Could you output each line of the data that follows exactly?
[[ Data section, beginning ]]
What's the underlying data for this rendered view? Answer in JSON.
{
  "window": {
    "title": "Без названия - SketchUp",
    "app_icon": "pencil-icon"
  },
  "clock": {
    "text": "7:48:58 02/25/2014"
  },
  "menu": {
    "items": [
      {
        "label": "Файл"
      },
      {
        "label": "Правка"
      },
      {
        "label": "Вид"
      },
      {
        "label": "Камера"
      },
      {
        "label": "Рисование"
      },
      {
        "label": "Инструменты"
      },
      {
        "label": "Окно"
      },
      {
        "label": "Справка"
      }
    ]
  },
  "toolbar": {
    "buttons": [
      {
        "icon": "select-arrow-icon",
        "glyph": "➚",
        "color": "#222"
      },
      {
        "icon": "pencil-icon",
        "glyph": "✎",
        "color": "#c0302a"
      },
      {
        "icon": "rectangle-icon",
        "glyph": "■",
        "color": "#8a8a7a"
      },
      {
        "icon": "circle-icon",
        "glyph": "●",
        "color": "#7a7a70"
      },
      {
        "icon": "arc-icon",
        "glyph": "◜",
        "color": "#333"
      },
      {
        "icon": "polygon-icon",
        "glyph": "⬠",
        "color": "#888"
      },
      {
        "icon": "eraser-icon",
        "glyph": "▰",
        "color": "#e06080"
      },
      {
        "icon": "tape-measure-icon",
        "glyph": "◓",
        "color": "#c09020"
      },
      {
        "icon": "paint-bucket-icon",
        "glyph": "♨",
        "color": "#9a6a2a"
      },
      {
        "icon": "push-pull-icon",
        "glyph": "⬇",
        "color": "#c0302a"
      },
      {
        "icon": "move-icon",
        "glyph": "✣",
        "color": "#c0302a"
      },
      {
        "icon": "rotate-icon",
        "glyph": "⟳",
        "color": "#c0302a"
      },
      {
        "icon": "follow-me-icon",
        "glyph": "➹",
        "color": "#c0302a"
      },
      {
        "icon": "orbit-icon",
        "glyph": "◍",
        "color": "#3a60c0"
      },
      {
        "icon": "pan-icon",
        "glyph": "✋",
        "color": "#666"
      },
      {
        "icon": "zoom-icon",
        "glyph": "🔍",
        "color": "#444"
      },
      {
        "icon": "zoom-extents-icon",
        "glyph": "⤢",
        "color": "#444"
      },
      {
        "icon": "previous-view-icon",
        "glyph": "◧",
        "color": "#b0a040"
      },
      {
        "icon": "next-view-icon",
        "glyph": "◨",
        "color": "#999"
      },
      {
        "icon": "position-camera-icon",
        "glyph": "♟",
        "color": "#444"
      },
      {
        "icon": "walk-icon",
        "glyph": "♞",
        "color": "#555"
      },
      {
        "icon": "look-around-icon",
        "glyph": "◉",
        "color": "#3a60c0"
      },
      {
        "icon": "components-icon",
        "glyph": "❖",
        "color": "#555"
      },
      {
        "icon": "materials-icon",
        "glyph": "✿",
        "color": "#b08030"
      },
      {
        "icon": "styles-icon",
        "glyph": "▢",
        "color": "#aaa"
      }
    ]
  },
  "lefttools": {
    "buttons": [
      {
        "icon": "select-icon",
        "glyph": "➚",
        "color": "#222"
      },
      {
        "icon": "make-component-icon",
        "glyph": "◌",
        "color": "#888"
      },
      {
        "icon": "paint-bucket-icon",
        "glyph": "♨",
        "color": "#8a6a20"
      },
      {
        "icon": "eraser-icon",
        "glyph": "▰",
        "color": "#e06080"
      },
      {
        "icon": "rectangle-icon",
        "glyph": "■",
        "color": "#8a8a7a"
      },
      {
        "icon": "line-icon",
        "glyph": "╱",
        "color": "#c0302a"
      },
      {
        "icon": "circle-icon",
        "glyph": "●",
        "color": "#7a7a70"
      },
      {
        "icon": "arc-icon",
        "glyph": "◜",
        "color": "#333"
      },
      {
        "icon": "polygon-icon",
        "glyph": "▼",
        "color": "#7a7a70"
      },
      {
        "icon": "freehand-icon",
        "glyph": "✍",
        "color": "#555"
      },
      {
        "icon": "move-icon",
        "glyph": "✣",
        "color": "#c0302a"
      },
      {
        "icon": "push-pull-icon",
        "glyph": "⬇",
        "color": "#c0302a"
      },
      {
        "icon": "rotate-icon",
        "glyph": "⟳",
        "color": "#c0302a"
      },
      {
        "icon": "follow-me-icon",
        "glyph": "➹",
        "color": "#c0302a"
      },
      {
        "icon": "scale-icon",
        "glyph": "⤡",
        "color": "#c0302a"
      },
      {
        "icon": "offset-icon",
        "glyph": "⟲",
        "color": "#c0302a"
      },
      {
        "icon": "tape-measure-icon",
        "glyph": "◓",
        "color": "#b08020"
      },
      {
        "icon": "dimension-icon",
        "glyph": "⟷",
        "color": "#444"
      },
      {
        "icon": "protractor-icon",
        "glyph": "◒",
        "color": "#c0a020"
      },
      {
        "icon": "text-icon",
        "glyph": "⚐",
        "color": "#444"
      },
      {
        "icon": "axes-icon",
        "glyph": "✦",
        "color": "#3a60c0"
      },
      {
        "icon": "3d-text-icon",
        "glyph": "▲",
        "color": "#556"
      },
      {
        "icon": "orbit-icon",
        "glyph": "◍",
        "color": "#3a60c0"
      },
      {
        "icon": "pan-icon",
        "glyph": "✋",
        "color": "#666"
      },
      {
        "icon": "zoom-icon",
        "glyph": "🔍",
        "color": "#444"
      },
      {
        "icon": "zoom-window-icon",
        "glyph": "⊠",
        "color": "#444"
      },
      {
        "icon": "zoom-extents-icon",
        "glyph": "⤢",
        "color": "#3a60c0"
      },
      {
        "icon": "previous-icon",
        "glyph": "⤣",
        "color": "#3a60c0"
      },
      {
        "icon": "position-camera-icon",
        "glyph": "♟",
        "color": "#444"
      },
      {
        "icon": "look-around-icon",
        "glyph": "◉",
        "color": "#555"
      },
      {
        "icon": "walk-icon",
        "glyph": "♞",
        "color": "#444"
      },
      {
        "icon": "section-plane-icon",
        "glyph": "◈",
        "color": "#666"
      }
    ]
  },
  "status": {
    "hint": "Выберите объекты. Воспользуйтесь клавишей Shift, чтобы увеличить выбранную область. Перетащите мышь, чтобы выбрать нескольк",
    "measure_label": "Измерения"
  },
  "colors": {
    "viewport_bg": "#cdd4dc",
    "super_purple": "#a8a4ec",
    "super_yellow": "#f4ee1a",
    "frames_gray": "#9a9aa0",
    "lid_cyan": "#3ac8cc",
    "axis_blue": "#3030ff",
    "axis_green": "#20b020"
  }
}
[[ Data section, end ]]
[Result]
What's the underlying data for this rendered view? Answer in JSON.
{
  "window": {
    "title": "Без названия - SketchUp",
    "app_icon": "pencil-icon"
  },
  "clock": {
    "text": "7:48:58 02/25/2014"
  },
  "menu": {
    "items": [
      {
        "label": "Файл"
      },
      {
        "label": "Правка"
      },
      {
        "label": "Вид"
      },
      {
        "label": "Камера"
      },
      {
        "label": "Рисование"
      },
      {
        "label": "Инструменты"
      },
      {
        "label": "Окно"
      },
      {
        "label": "Справка"
      }
    ]
  },
  "toolbar": {
    "buttons": [
      {
        "icon": "select-arrow-icon",
        "glyph": "➚",
        "color": "#222"
      },
      {
        "icon": "pencil-icon",
        "glyph": "✎",
        "color": "#c0302a"
      },
      {
        "icon": "rectangle-icon",
        "glyph": "■",
        "color": "#8a8a7a"
      },
      {
        "icon": "circle-icon",
        "glyph": "●",
        "color": "#7a7a70"
      },
      {
        "icon": "arc-icon",
        "glyph": "◜",
        "color": "#333"
      },
      {
        "icon": "polygon-icon",
        "glyph": "⬠",
        "color": "#888"
      },
      {
        "icon": "eraser-icon",
        "glyph": "▰",
        "color": "#e06080"
      },
      {
        "icon": "tape-measure-icon",
        "glyph": "◓",
        "color": "#c09020"
      },
      {
        "icon": "paint-bucket-icon",
        "glyph": "♨",
        "color": "#9a6a2a"
      },
      {
        "icon": "push-pull-icon",
        "glyph": "⬇",
        "color": "#c0302a"
      },
      {
        "icon": "move-icon",
        "glyph": "✣",
        "color": "#c0302a"
      },
      {
        "icon": "rotate-icon",
        "glyph": "⟳",
        "color": "#c0302a"
      },
      {
        "icon": "follow-me-icon",
        "glyph": "➹",
        "color": "#c0302a"
      },
      {
        "icon": "orbit-icon",
        "glyph": "◍",
        "color": "#3a60c0"
      },
      {
        "icon": "pan-icon",
        "glyph": "✋",
        "color": "#666"
      },
      {
        "icon": "zoom-icon",
        "glyph": "🔍",
        "color": "#444"
      },
      {
        "icon": "zoom-extents-icon",
        "glyph": "⤢",
        "color": "#444"
      },
      {
        "icon": "previous-view-icon",
        "glyph": "◧",
        "color": "#b0a040"
      },
      {
        "icon": "next-view-icon",
        "glyph": "◨",
        "color": "#999"
      },
      {
        "icon": "position-camera-icon",
        "glyph": "♟",
        "color": "#444"
      },
      {
        "icon": "walk-icon",
        "glyph": "♞",
        "color": "#555"
      },
      {
        "icon": "look-around-icon",
        "glyph": "◉",
        "color": "#3a60c0"
      },
      {
        "icon": "components-icon",
        "glyph": "❖",
        "color": "#555"
      },
      {
        "icon": "materials-icon",
        "glyph": "✿",
        "color": "#b08030"
      },
      {
        "icon": "styles-icon",
        "glyph": "▢",
        "color": "#aaa"
      }
    ]
  },
  "lefttools": {
    "buttons": [
      {
        "icon": "select-icon",
        "glyph": "➚",
        "color": "#222"
      },
      {
        "icon": "make-component-icon",
        "glyph": "◌",
        "color": "#888"
      },
      {
        "icon": "paint-bucket-icon",
        "glyph": "♨",
        "color": "#8a6a20"
      },
      {
        "icon": "eraser-icon",
        "glyph": "▰",
        "color": "#e06080"
      },
      {
        "icon": "rectangle-icon",
        "glyph": "■",
        "color": "#8a8a7a"
      },
      {
        "icon": "line-icon",
        "glyph": "╱",
        "color": "#c0302a"
      },
      {
        "icon": "circle-icon",
        "glyph": "●",
        "color": "#7a7a70"
      },
      {
        "icon": "arc-icon",
        "glyph": "◜",
        "color": "#333"
      },
      {
        "icon": "polygon-icon",
        "glyph": "▼",
        "color": "#7a7a70"
      },
      {
        "icon": "freehand-icon",
        "glyph": "✍",
        "color": "#555"
      },
      {
        "icon": "move-icon",
        "glyph": "✣",
        "color": "#c0302a"
      },
      {
        "icon": "push-pull-icon",
        "glyph": "⬇",
        "color": "#c0302a"
      },
      {
        "icon": "rotate-icon",
        "glyph": "⟳",
        "color": "#c0302a"
      },
      {
        "icon": "follow-me-icon",
        "glyph": "➹",
        "color": "#c0302a"
      },
      {
        "icon": "scale-icon",
        "glyph": "⤡",
        "color": "#c0302a"
      },
      {
        "icon": "offset-icon",
        "glyph": "⟲",
        "color": "#c0302a"
      },
      {
        "icon": "tape-measure-icon",
        "glyph": "◓",
        "color": "#b08020"
      },
      {
        "icon": "dimension-icon",
        "glyph": "⟷",
        "color": "#444"
      },
      {
        "icon": "protractor-icon",
        "glyph": "◒",
        "color": "#c0a020"
      },
      {
        "icon": "text-icon",
        "glyph": "⚐",
        "color": "#444"
      },
      {
        "icon": "axes-icon",
        "glyph": "✦",
        "color": "#3a60c0"
      },
      {
        "icon": "3d-text-icon",
        "glyph": "▲",
        "color": "#556"
      },
      {
        "icon": "orbit-icon",
        "glyph": "◍",
        "color": "#3a60c0"
      },
      {
        "icon": "pan-icon",
        "glyph": "✋",
        "color": "#666"
      },
      {
        "icon": "zoom-icon",
        "glyph": "🔍",
        "color": "#444"
      },
      {
        "icon": "zoom-window-icon",
        "glyph": "⊠",
        "color": "#444"
      },
      {
        "icon": "zoom-extents-icon",
        "glyph": "⤢",
        "color": "#3a60c0"
      },
      {
        "icon": "previous-icon",
        "glyph": "⤣",
        "color": "#3a60c0"
      },
      {
        "icon": "position-camera-icon",
        "glyph": "♟",
        "color": "#444"
      },
      {
        "icon": "look-around-icon",
        "glyph": "◉",
        "color": "#555"
      },
      {
        "icon": "walk-icon",
        "glyph": "♞",
        "color": "#444"
      },
      {
        "icon": "section-plane-icon",
        "glyph": "◈",
        "color": "#666"
      }
    ]
  },
  "status": {
    "hint": "Выберите объекты. Воспользуйтесь клавишей Shift, чтобы увеличить выбранную область. Перетащите мышь, чтобы выбрать нескольк",
    "measure_label": "Измерения"
  },
  "colors": {
    "viewport_bg": "#cdd4dc",
    "super_purple": "#a8a4ec",
    "super_yellow": "#f4ee1a",
    "frames_gray": "#9a9aa0",
    "lid_cyan": "#3ac8cc",
    "axis_blue": "#3030ff",
    "axis_green": "#20b020"
  }
}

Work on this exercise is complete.